---------- EXTRACTED INFORMATION
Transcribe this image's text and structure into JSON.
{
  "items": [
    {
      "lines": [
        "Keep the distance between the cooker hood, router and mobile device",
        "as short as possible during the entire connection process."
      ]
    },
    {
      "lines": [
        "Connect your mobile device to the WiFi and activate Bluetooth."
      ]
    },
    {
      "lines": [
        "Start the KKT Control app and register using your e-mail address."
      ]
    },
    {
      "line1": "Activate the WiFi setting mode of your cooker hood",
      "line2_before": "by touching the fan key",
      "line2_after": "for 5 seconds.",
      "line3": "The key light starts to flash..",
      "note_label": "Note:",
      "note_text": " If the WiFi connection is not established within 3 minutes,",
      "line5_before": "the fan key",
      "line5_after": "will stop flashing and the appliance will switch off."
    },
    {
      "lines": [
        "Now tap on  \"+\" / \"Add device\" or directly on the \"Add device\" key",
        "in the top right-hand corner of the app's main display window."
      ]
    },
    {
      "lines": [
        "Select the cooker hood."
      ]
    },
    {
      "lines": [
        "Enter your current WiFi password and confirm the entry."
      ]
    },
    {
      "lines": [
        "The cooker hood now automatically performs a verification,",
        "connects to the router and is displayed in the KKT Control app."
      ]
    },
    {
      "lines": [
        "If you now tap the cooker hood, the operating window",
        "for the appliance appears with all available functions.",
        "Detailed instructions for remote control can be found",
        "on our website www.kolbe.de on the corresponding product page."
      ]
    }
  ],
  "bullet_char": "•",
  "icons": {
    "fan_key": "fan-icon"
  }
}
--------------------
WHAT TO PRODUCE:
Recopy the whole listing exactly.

COMPLETED EXERCISE:
Transcribe this image's text and structure into JSON.
{
  "items": [
    {
      "lines": [
        "Keep the distance between the cooker hood, router and mobile device",
        "as short as possible during the entire connection process."
      ]
    },
    {
      "lines": [
        "Connect your mobile device to the WiFi and activate Bluetooth."
      ]
    },
    {
      "lines": [
        "Start the KKT Control app and register using your e-mail address."
      ]
    },
    {
      "line1": "Activate the WiFi setting mode of your cooker hood",
      "line2_before": "by touching the fan key",
      "line2_after": "for 5 seconds.",
      "line3": "The key light starts to flash..",
      "note_label": "Note:",
      "note_text": " If the WiFi connection is not established within 3 minutes,",
      "line5_before": "the fan key",
      "line5_after": "will stop flashing and the appliance will switch off."
    },
    {
      "lines": [
        "Now tap on  \"+\" / \"Add device\" or directly on the \"Add device\" key",
        "in the top right-hand corner of the app's main display window."
      ]
    },
    {
      "lines": [
        "Select the cooker hood."
      ]
    },
    {
      "lines": [
        "Enter your current WiFi password and confirm the entry."
      ]
    },
    {
      "lines": [
        "The cooker hood now automatically performs a verification,",
        "connects to the router and is displayed in the KKT Control app."
      ]
    },
    {
      "lines": [
        "If you now tap the cooker hood, the operating window",
        "for the appliance appears with all available functions.",
        "Detailed instructions for remote control can be found",
        "on our website www.kolbe.de on the corresponding product page."
      ]
    }
  ],
  "bullet_char": "•",
  "icons": {
    "fan_key": "fan-icon"
  }
}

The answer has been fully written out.